What to do: The copy must match the data below line for line and contain no images.

Data for the task:
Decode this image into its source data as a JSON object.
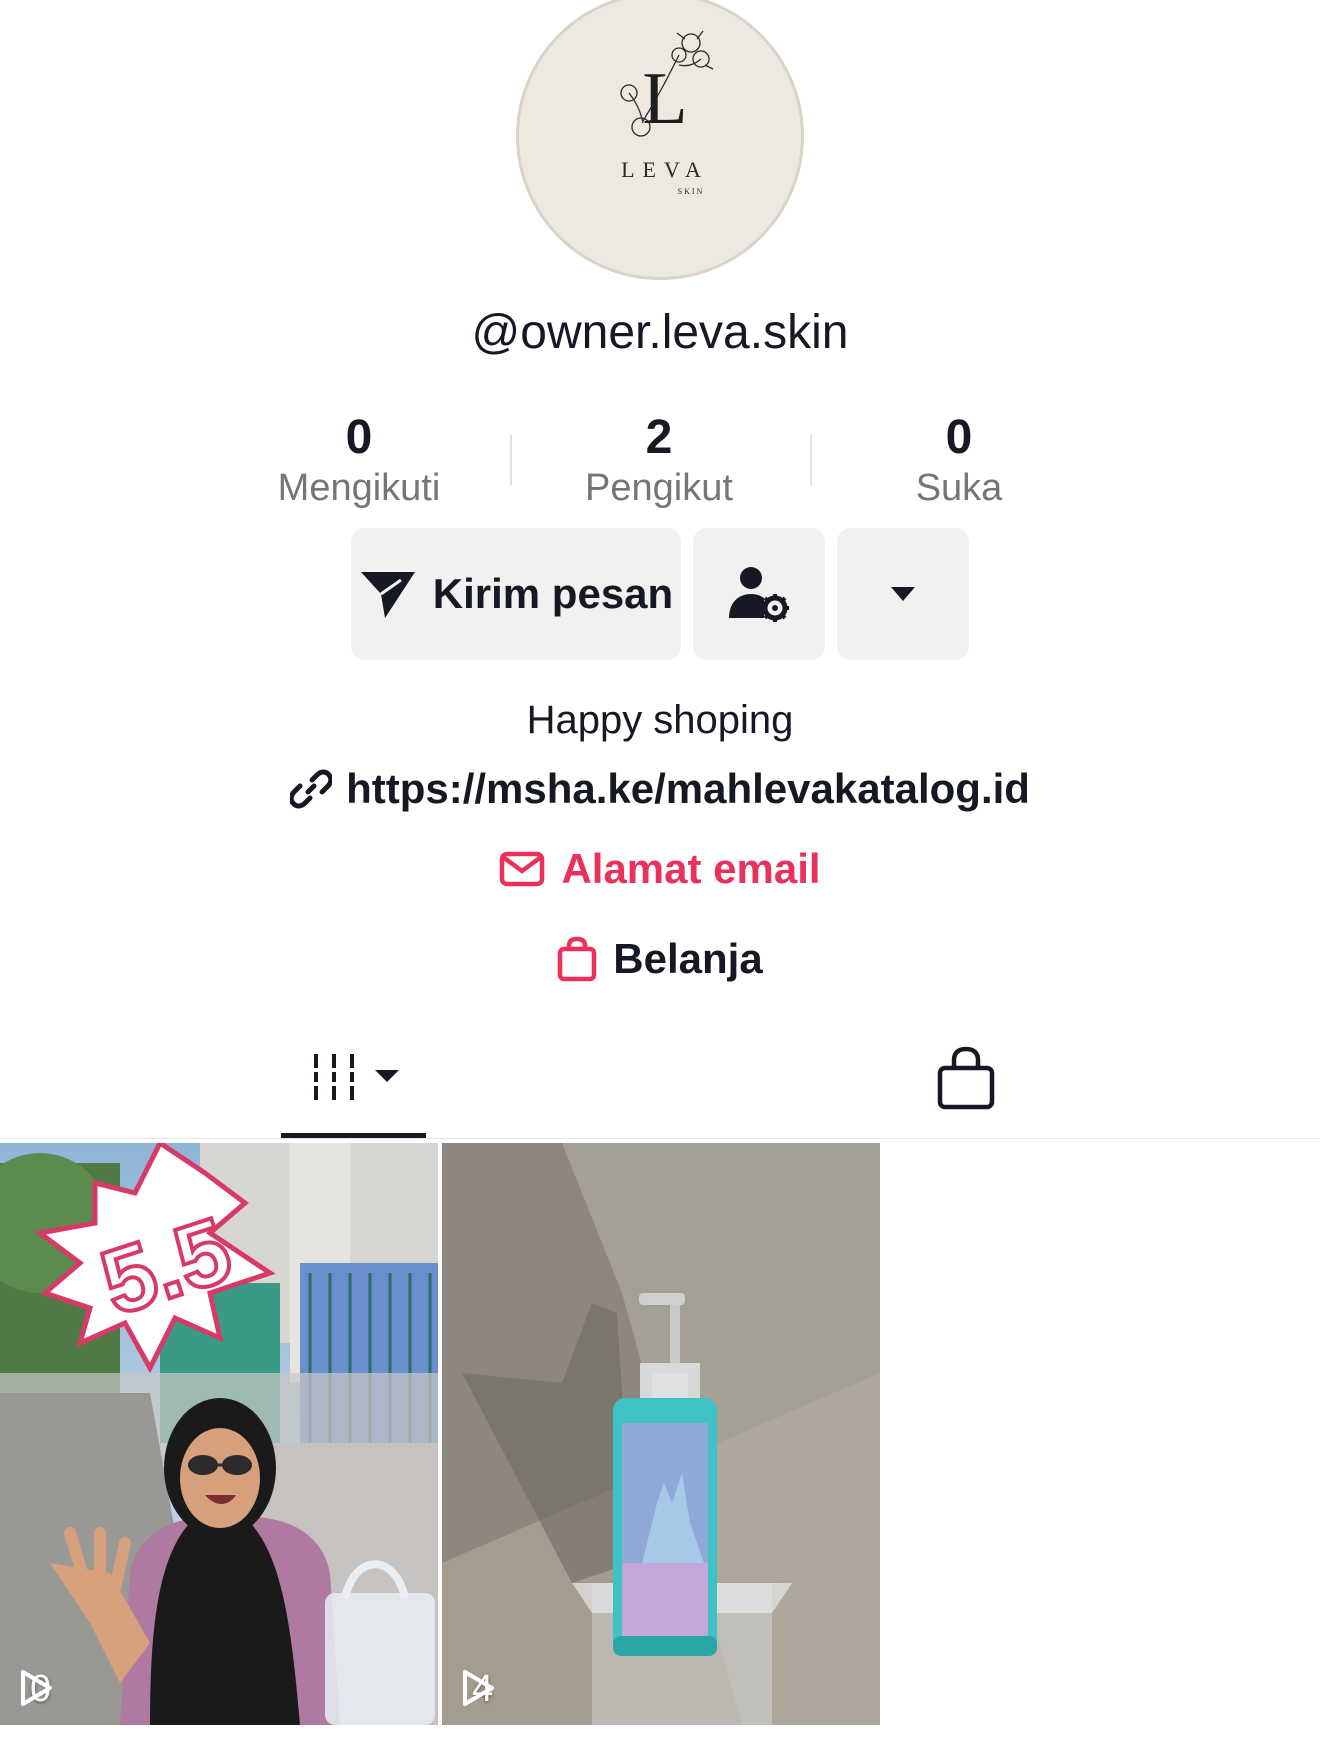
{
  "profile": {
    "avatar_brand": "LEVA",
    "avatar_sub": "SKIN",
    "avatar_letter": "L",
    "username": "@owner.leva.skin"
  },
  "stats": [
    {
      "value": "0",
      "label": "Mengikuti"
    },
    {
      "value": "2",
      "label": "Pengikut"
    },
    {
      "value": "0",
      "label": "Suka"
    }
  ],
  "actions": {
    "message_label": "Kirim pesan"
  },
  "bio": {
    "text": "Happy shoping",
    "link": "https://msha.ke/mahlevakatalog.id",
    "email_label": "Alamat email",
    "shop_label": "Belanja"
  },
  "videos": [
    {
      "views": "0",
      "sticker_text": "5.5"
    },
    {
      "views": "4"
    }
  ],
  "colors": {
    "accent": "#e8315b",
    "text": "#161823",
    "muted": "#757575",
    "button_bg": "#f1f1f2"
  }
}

The answer:
Decode this image into its source data as a JSON object.
{
  "profile": {
    "avatar_brand": "LEVA",
    "avatar_sub": "SKIN",
    "avatar_letter": "L",
    "username": "@owner.leva.skin"
  },
  "stats": [
    {
      "value": "0",
      "label": "Mengikuti"
    },
    {
      "value": "2",
      "label": "Pengikut"
    },
    {
      "value": "0",
      "label": "Suka"
    }
  ],
  "actions": {
    "message_label": "Kirim pesan"
  },
  "bio": {
    "text": "Happy shoping",
    "link": "https://msha.ke/mahlevakatalog.id",
    "email_label": "Alamat email",
    "shop_label": "Belanja"
  },
  "videos": [
    {
      "views": "0",
      "sticker_text": "5.5"
    },
    {
      "views": "4"
    }
  ],
  "colors": {
    "accent": "#e8315b",
    "text": "#161823",
    "muted": "#757575",
    "button_bg": "#f1f1f2"
  }
}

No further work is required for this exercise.